[WHAT IS BEING ASKED]
Would you please copy each line below that includes the string "daughter"?

(DATA EXTRACTS Opens)

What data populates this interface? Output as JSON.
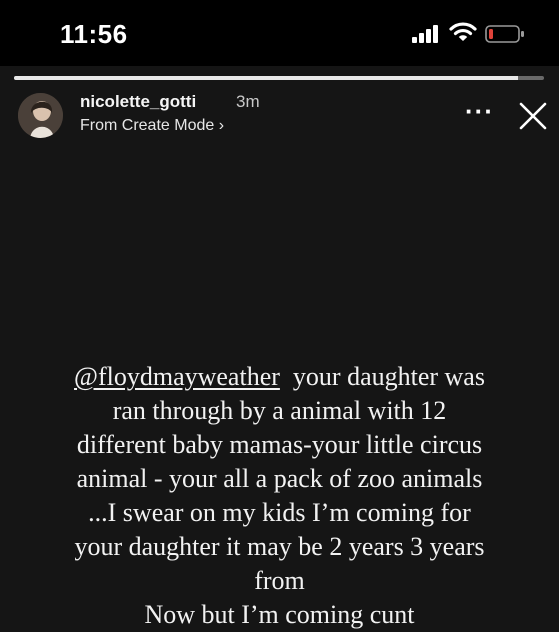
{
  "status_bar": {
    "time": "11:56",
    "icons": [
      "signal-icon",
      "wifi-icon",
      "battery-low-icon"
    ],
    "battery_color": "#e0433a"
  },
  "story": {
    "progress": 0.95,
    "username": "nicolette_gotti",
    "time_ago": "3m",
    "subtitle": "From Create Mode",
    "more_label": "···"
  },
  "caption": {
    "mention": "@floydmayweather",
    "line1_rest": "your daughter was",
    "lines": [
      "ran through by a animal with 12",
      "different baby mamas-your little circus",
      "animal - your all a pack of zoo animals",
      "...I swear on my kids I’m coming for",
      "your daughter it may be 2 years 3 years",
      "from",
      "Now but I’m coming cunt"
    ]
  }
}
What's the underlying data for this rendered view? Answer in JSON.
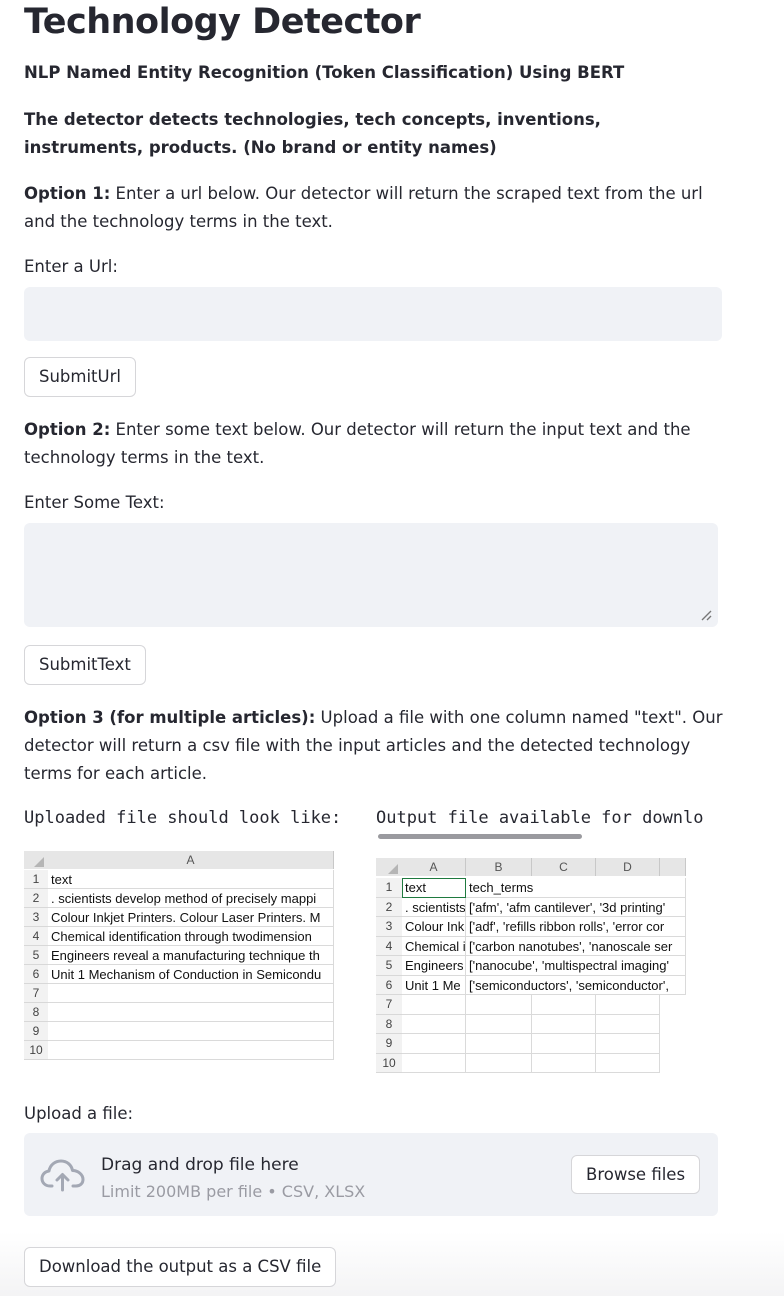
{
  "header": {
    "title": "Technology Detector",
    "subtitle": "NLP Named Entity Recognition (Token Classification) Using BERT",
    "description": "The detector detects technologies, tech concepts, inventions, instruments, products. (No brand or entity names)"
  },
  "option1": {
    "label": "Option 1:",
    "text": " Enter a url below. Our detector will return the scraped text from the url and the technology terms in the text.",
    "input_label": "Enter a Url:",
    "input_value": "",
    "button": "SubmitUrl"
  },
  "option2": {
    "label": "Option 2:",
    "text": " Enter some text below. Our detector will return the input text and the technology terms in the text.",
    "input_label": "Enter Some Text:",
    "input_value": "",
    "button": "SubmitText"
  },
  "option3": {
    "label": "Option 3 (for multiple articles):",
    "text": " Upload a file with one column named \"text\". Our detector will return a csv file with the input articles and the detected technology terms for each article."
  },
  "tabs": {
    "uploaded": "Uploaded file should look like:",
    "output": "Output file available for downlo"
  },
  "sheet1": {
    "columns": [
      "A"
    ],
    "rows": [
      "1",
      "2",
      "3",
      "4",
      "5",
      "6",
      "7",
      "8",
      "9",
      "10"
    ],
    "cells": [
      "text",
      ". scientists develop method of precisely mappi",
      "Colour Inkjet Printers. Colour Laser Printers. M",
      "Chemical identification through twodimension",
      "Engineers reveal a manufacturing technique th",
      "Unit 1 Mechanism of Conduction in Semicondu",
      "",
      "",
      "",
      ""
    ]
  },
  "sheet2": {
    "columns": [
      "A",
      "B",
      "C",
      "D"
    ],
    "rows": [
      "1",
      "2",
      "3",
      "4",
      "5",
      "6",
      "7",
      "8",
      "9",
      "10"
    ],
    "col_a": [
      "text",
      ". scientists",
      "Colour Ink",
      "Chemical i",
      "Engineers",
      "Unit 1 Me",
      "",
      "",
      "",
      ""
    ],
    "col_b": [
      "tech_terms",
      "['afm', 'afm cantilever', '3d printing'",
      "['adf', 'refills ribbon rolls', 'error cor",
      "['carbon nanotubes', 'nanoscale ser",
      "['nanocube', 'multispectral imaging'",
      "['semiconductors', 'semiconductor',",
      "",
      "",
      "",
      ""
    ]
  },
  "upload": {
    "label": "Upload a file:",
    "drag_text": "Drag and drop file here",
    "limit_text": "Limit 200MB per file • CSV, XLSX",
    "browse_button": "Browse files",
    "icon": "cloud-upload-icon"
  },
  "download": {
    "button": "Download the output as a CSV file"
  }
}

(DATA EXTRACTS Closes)

[SOLUTION TO THE PROBLEM]
    "line1_rest": "your daughter was",
      "your daughter it may be 2 years 3 years",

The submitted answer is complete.